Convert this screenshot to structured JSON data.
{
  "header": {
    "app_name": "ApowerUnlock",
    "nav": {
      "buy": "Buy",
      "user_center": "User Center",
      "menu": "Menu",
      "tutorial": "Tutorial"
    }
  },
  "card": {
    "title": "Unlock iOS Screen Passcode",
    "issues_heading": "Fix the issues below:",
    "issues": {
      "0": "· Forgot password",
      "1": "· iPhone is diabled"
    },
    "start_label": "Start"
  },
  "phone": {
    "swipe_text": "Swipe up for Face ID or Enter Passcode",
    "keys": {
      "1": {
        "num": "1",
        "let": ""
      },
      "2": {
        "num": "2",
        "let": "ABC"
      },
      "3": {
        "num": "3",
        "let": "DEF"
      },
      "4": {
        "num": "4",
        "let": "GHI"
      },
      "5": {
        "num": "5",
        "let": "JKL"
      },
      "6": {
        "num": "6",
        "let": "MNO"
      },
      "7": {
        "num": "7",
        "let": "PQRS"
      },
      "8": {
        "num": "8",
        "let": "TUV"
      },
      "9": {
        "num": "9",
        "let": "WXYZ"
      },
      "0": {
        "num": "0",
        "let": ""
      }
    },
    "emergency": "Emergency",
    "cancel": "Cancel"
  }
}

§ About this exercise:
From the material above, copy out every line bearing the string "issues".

§ Answer section:
    "issues_heading": "Fix the issues below:",
    "issues": {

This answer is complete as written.